MSMEs took an average of 30 months to repay loans in December 2020, with the average interest rate ranging from 10 per cent to 21 per cent.

CBK data showed commercial banks and microfinance banks were charging MSMEs on average 12 and 15.6 per cent respectively.

Uhuru, however, did not announce any loan repayment moratorium, instead urging banks to accommodate customers who seek to restructure their banking facilities.

The absence of a repayment holiday means MSMEs defaulting on loans have not been shielded from banks’ recovery measures such as property seizures and auctions.

But the Head of State sweetened the stimulus package to MSMEs by lifting the nationwide curfew to boost economic activities, and ordered relaxed checks on cash transactions.

Cash transactions above Sh1 million are usually accompanied by checks including reporting the source and destination to curb money laundering and terrorism financing.

Uhuru said the rule has disadvantaged MSMEs because about 80 per cent of their transactions are in cash.

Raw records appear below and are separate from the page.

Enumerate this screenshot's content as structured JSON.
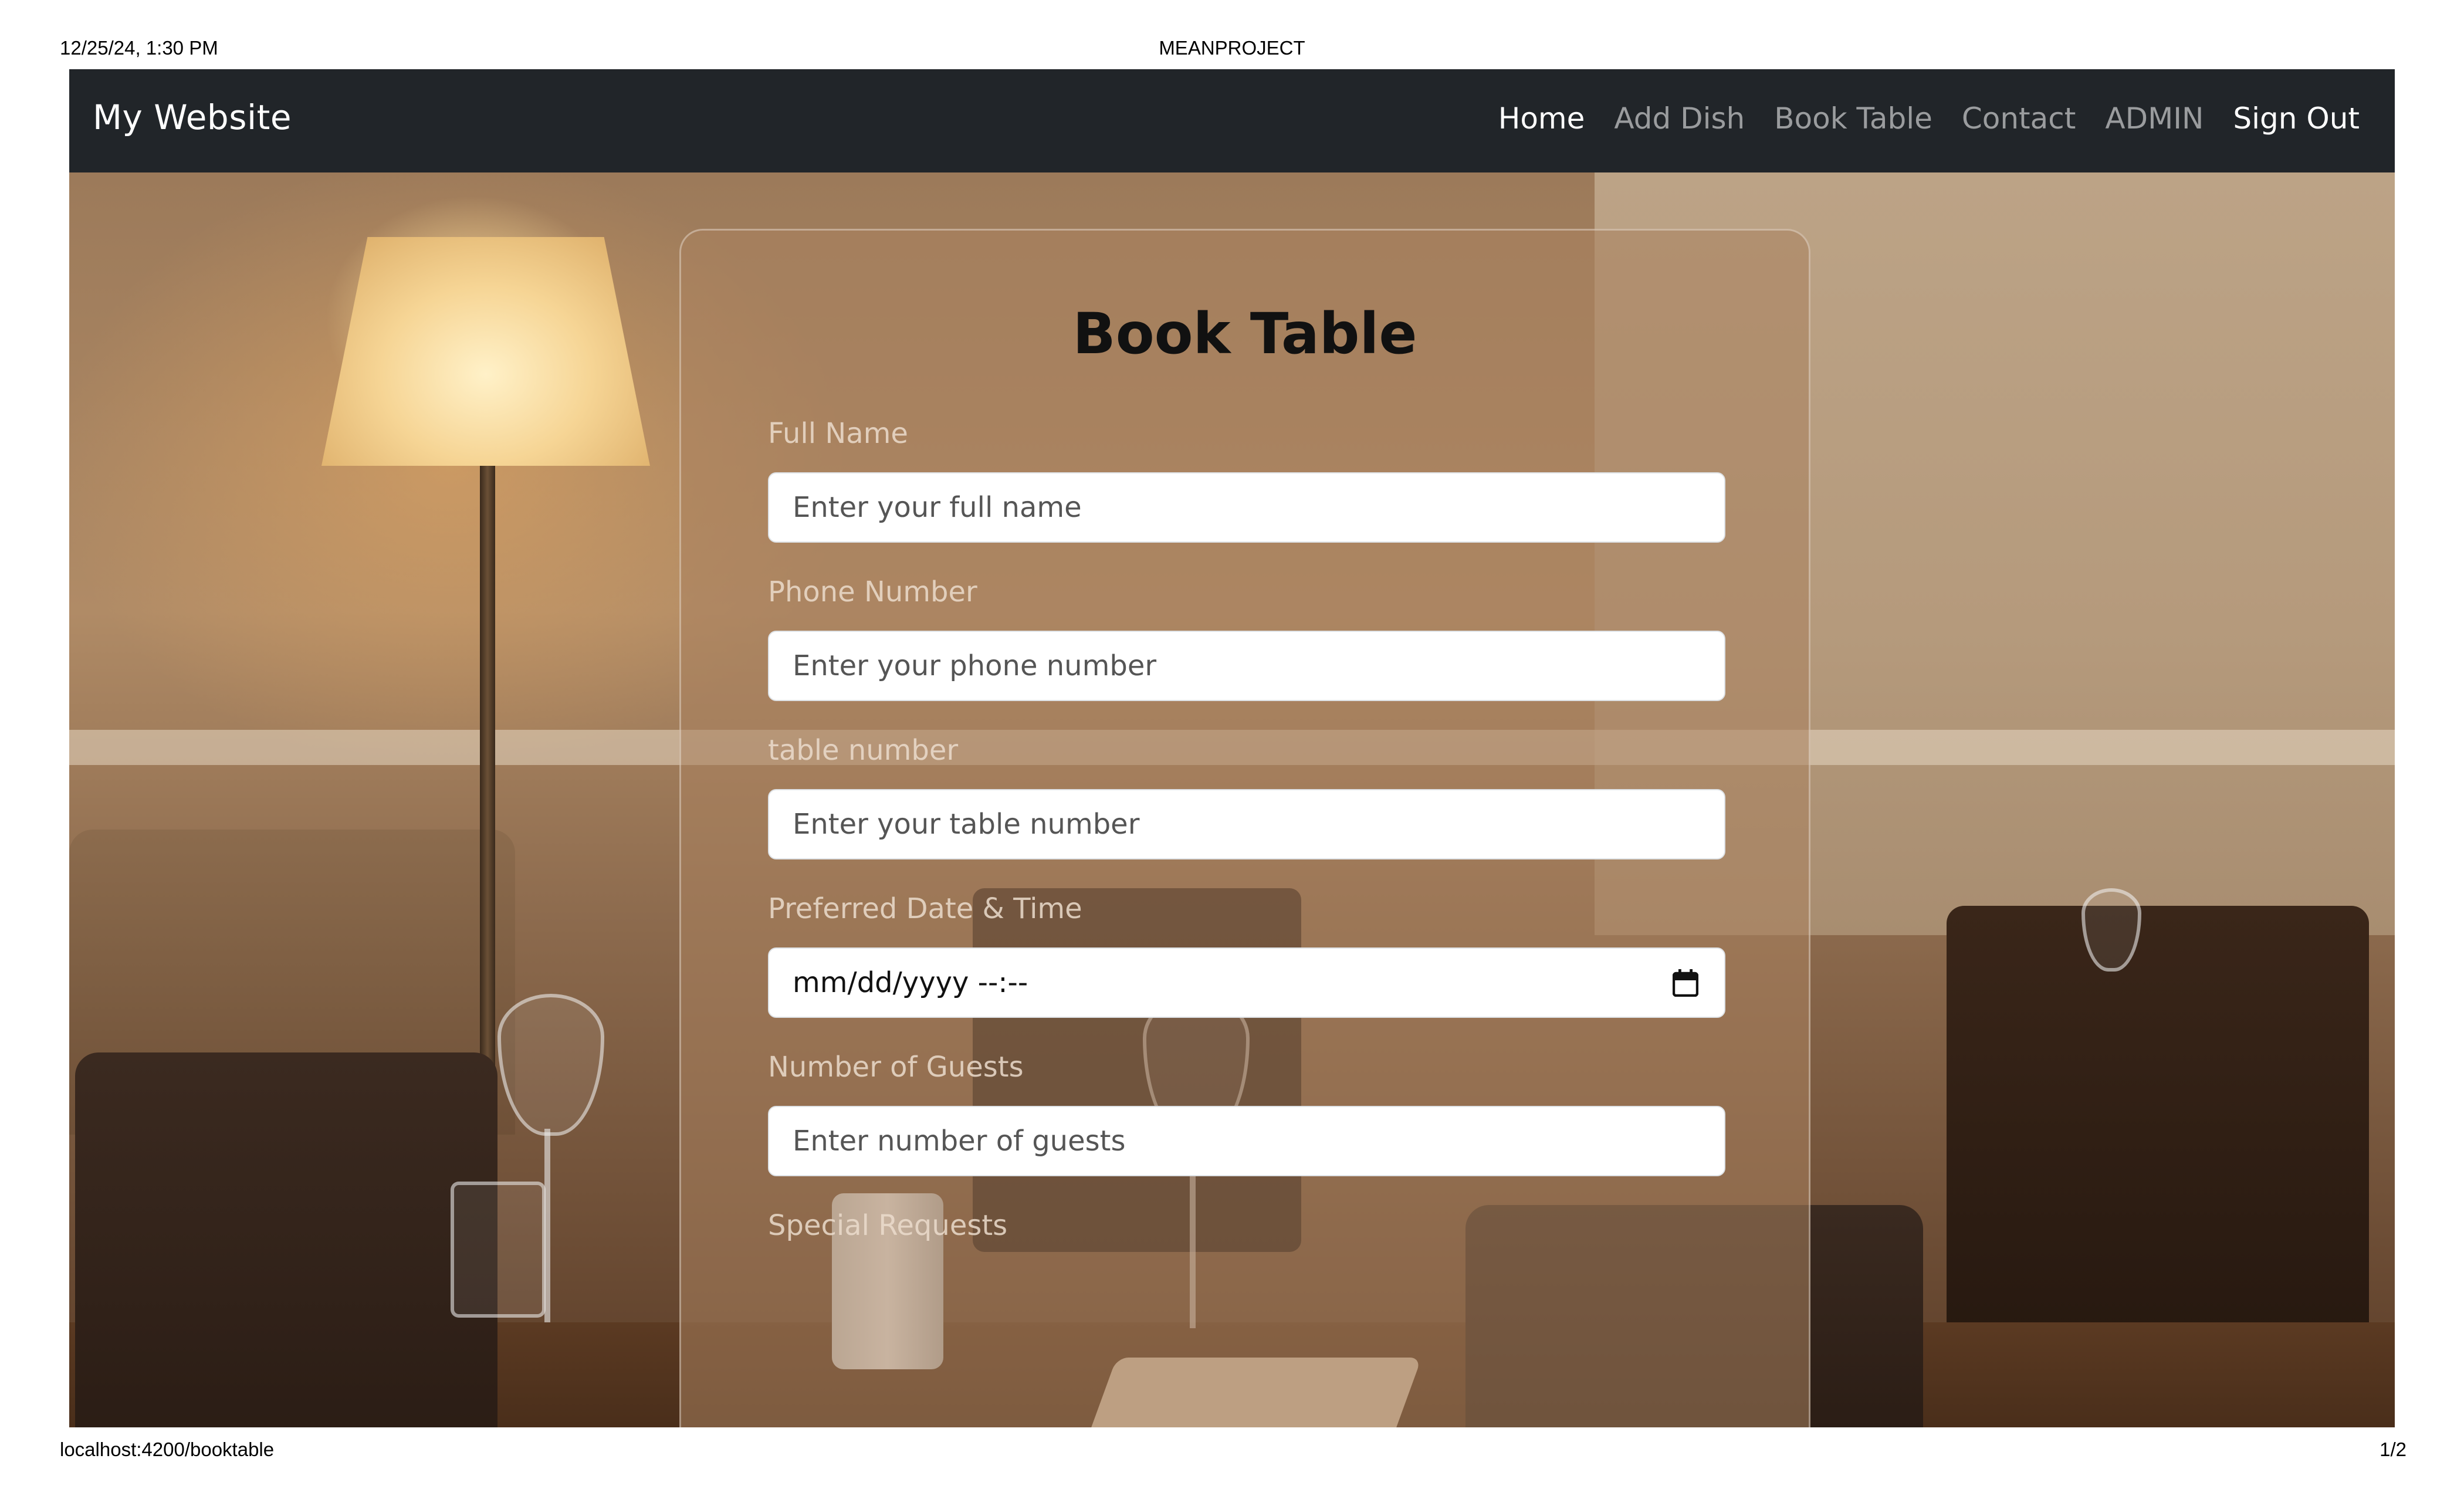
{
  "print": {
    "date": "12/25/24, 1:30 PM",
    "title": "MEANPROJECT",
    "url": "localhost:4200/booktable",
    "page": "1/2"
  },
  "navbar": {
    "brand": "My Website",
    "links": [
      {
        "label": "Home"
      },
      {
        "label": "Add Dish"
      },
      {
        "label": "Book Table"
      },
      {
        "label": "Contact"
      },
      {
        "label": "ADMIN"
      },
      {
        "label": "Sign Out"
      }
    ]
  },
  "form": {
    "title": "Book Table",
    "fields": [
      {
        "label": "Full Name",
        "placeholder": "Enter your full name"
      },
      {
        "label": "Phone Number",
        "placeholder": "Enter your phone number"
      },
      {
        "label": "table number",
        "placeholder": "Enter your table number"
      },
      {
        "label": "Preferred Date & Time",
        "value": "mm/dd/yyyy --:--"
      },
      {
        "label": "Number of Guests",
        "placeholder": "Enter number of guests"
      },
      {
        "label": "Special Requests"
      }
    ]
  },
  "colors": {
    "navbar_bg": "#212529",
    "nav_active": "#ffffff",
    "nav_inactive": "#8f9296"
  },
  "icons": {
    "date_picker": "calendar-icon"
  }
}
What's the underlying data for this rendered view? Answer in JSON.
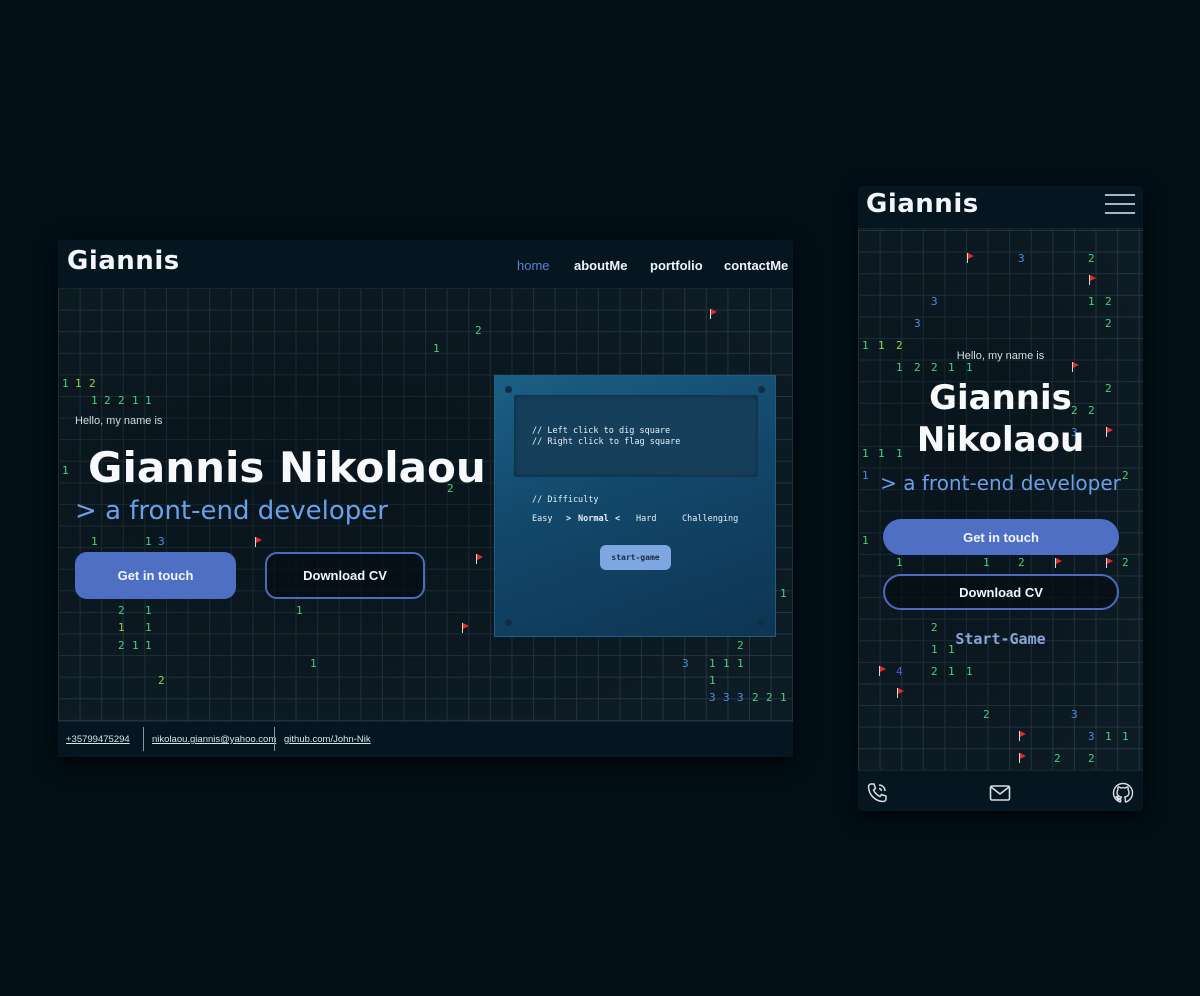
{
  "colors": {
    "page_bg": "#020f17",
    "accent": "#4f6fc4",
    "role_text": "#69a0e8",
    "nav_active": "#5c83d6",
    "flag": "#e52b2b"
  },
  "desktop": {
    "logo": "Giannis",
    "nav": [
      {
        "label": "home",
        "active": true
      },
      {
        "label": "aboutMe",
        "active": false
      },
      {
        "label": "portfolio",
        "active": false
      },
      {
        "label": "contactMe",
        "active": false
      }
    ],
    "hero": {
      "greeting": "Hello, my name is",
      "name": "Giannis Nikolaou",
      "chevron": ">",
      "role": "a front-end developer",
      "primary_button": "Get in touch",
      "secondary_button": "Download CV"
    },
    "game_panel": {
      "instruction_1": "// Left click to dig square",
      "instruction_2": "// Right click to flag square",
      "difficulty_label": "// Difficulty",
      "options": [
        "Easy",
        "Normal",
        "Hard",
        "Challenging"
      ],
      "selected_option": "Normal",
      "selected_prefix": ">",
      "selected_suffix": "<",
      "start_button": "start-game"
    },
    "footer": {
      "phone": "+35799475294",
      "email": "nikolaou.giannis@yahoo.com",
      "github": "github.com/John-Nik"
    }
  },
  "mobile": {
    "logo": "Giannis",
    "hero": {
      "greeting": "Hello, my name is",
      "name_line1": "Giannis",
      "name_line2": "Nikolaou",
      "chevron": ">",
      "role": "a front-end developer",
      "primary_button": "Get in touch",
      "secondary_button": "Download CV",
      "start_game": "Start-Game"
    },
    "footer_icons": [
      "phone-icon",
      "mail-icon",
      "github-icon"
    ]
  }
}
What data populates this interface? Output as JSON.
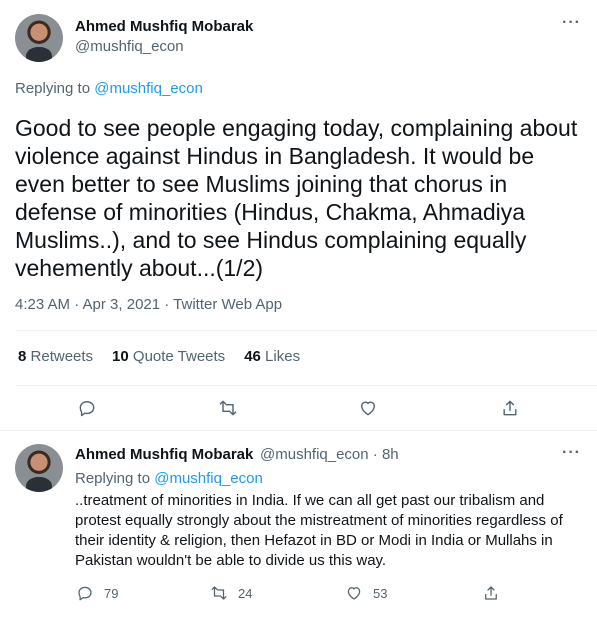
{
  "main_tweet": {
    "author_name": "Ahmed Mushfiq Mobarak",
    "author_handle": "@mushfiq_econ",
    "replying_prefix": "Replying to",
    "replying_to": "@mushfiq_econ",
    "text": "Good to see people engaging today, complaining about violence against Hindus in Bangladesh. It would be even better to see Muslims joining that chorus in defense of minorities (Hindus, Chakma, Ahmadiya Muslims..), and to see Hindus complaining equally vehemently about...(1/2)",
    "timestamp": "4:23 AM · Apr 3, 2021 · Twitter Web App",
    "stats": {
      "retweets_count": "8",
      "retweets_label": "Retweets",
      "quotes_count": "10",
      "quotes_label": "Quote Tweets",
      "likes_count": "46",
      "likes_label": "Likes"
    },
    "more_icon": "more-horizontal-icon"
  },
  "reply_tweet": {
    "author_name": "Ahmed Mushfiq Mobarak",
    "author_handle_time": "@mushfiq_econ · 8h",
    "replying_prefix": "Replying to",
    "replying_to": "@mushfiq_econ",
    "text": "..treatment of minorities in India. If we can all get past our tribalism and protest equally strongly about the mistreatment of minorities regardless of their identity & religion, then Hefazot in BD or Modi in India or Mullahs in Pakistan wouldn't be able to divide us this way.",
    "reply_count": "79",
    "retweet_count": "24",
    "like_count": "53"
  },
  "colors": {
    "accent": "#1d9bf0",
    "secondary_text": "#536471",
    "primary_text": "#0f1419",
    "divider": "#eff3f4"
  }
}
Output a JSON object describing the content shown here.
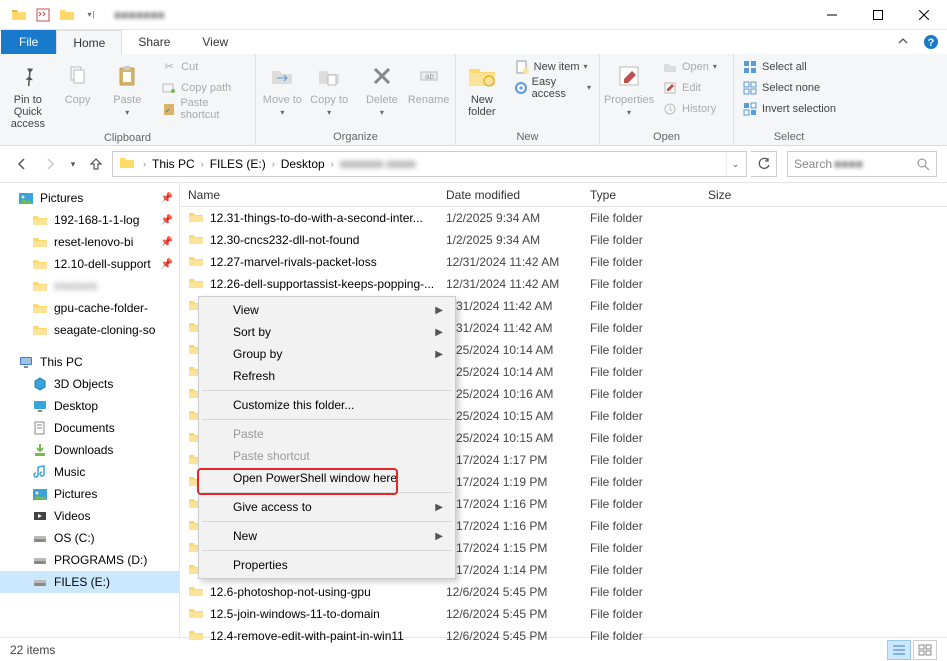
{
  "window": {
    "title_blur": "■■■■■■■"
  },
  "tabs": {
    "file": "File",
    "home": "Home",
    "share": "Share",
    "view": "View"
  },
  "ribbon": {
    "clipboard": {
      "label": "Clipboard",
      "pin": "Pin to Quick access",
      "copy": "Copy",
      "paste": "Paste",
      "cut": "Cut",
      "copypath": "Copy path",
      "pasteshort": "Paste shortcut"
    },
    "organize": {
      "label": "Organize",
      "moveto": "Move to",
      "copyto": "Copy to",
      "delete": "Delete",
      "rename": "Rename"
    },
    "new": {
      "label": "New",
      "newfolder": "New folder",
      "newitem": "New item",
      "easyaccess": "Easy access"
    },
    "open": {
      "label": "Open",
      "properties": "Properties",
      "open": "Open",
      "edit": "Edit",
      "history": "History"
    },
    "select": {
      "label": "Select",
      "selectall": "Select all",
      "selectnone": "Select none",
      "invert": "Invert selection"
    }
  },
  "breadcrumb": {
    "thispc": "This PC",
    "drive": "FILES (E:)",
    "desktop": "Desktop",
    "blur": "■■■■■■ ■■■■"
  },
  "search": {
    "placeholder": "Search",
    "blur": "■■■■"
  },
  "sidebar": {
    "items": [
      {
        "icon": "pictures",
        "label": "Pictures",
        "pinned": true,
        "indent": 0
      },
      {
        "icon": "folder",
        "label": "192-168-1-1-log",
        "pinned": true,
        "indent": 1
      },
      {
        "icon": "folder",
        "label": "reset-lenovo-bi",
        "pinned": true,
        "indent": 1
      },
      {
        "icon": "folder",
        "label": "12.10-dell-support",
        "pinned": true,
        "indent": 1
      },
      {
        "icon": "folder",
        "label": "■■■■■■",
        "pinned": false,
        "indent": 1,
        "blur": true
      },
      {
        "icon": "folder",
        "label": "gpu-cache-folder-",
        "pinned": false,
        "indent": 1
      },
      {
        "icon": "folder",
        "label": "seagate-cloning-so",
        "pinned": false,
        "indent": 1
      },
      {
        "icon": "thispc",
        "label": "This PC",
        "indent": 0,
        "spacer_before": true
      },
      {
        "icon": "3d",
        "label": "3D Objects",
        "indent": 1
      },
      {
        "icon": "desktop",
        "label": "Desktop",
        "indent": 1
      },
      {
        "icon": "documents",
        "label": "Documents",
        "indent": 1
      },
      {
        "icon": "downloads",
        "label": "Downloads",
        "indent": 1
      },
      {
        "icon": "music",
        "label": "Music",
        "indent": 1
      },
      {
        "icon": "pictures",
        "label": "Pictures",
        "indent": 1
      },
      {
        "icon": "videos",
        "label": "Videos",
        "indent": 1
      },
      {
        "icon": "drive",
        "label": "OS (C:)",
        "indent": 1
      },
      {
        "icon": "drive",
        "label": "PROGRAMS (D:)",
        "indent": 1
      },
      {
        "icon": "drive",
        "label": "FILES (E:)",
        "indent": 1,
        "selected": true
      }
    ]
  },
  "columns": {
    "name": "Name",
    "date": "Date modified",
    "type": "Type",
    "size": "Size"
  },
  "files": [
    {
      "name": "12.31-things-to-do-with-a-second-inter...",
      "date": "1/2/2025 9:34 AM",
      "type": "File folder"
    },
    {
      "name": "12.30-cncs232-dll-not-found",
      "date": "1/2/2025 9:34 AM",
      "type": "File folder"
    },
    {
      "name": "12.27-marvel-rivals-packet-loss",
      "date": "12/31/2024 11:42 AM",
      "type": "File folder"
    },
    {
      "name": "12.26-dell-supportassist-keeps-popping-...",
      "date": "12/31/2024 11:42 AM",
      "type": "File folder"
    },
    {
      "name": "",
      "date": "2/31/2024 11:42 AM",
      "type": "File folder"
    },
    {
      "name": "",
      "date": "2/31/2024 11:42 AM",
      "type": "File folder"
    },
    {
      "name": "",
      "date": "2/25/2024 10:14 AM",
      "type": "File folder"
    },
    {
      "name": "",
      "date": "2/25/2024 10:14 AM",
      "type": "File folder"
    },
    {
      "name": "",
      "date": "2/25/2024 10:16 AM",
      "type": "File folder"
    },
    {
      "name": "",
      "date": "2/25/2024 10:15 AM",
      "type": "File folder"
    },
    {
      "name": "",
      "date": "2/25/2024 10:15 AM",
      "type": "File folder"
    },
    {
      "name": "",
      "date": "2/17/2024 1:17 PM",
      "type": "File folder"
    },
    {
      "name": "",
      "date": "2/17/2024 1:19 PM",
      "type": "File folder"
    },
    {
      "name": "",
      "date": "2/17/2024 1:16 PM",
      "type": "File folder"
    },
    {
      "name": "",
      "date": "2/17/2024 1:16 PM",
      "type": "File folder"
    },
    {
      "name": "",
      "date": "2/17/2024 1:15 PM",
      "type": "File folder"
    },
    {
      "name": "",
      "date": "2/17/2024 1:14 PM",
      "type": "File folder"
    },
    {
      "name": "12.6-photoshop-not-using-gpu",
      "date": "12/6/2024 5:45 PM",
      "type": "File folder"
    },
    {
      "name": "12.5-join-windows-11-to-domain",
      "date": "12/6/2024 5:45 PM",
      "type": "File folder"
    },
    {
      "name": "12.4-remove-edit-with-paint-in-win11",
      "date": "12/6/2024 5:45 PM",
      "type": "File folder"
    }
  ],
  "contextmenu": {
    "view": "View",
    "sortby": "Sort by",
    "groupby": "Group by",
    "refresh": "Refresh",
    "customize": "Customize this folder...",
    "paste": "Paste",
    "pasteshort": "Paste shortcut",
    "powershell": "Open PowerShell window here",
    "giveaccess": "Give access to",
    "new": "New",
    "properties": "Properties"
  },
  "status": {
    "items": "22 items"
  }
}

He ordered that the limit be increased.

“I hereby order the National Treasury, after consultations with other stakeholders, to immediately cause the upward revision of the cash transactions reporting threshold from the current mark of Sh1 million,” he said.

The move will save MSMEs from the onerous checks, even though banks will still retain their reporting obligations to the Financial Reporting Centre.

In 2019, about 768,000 new jobs of the 846,000 created were in MSMEs, pointing to their importance in the economy.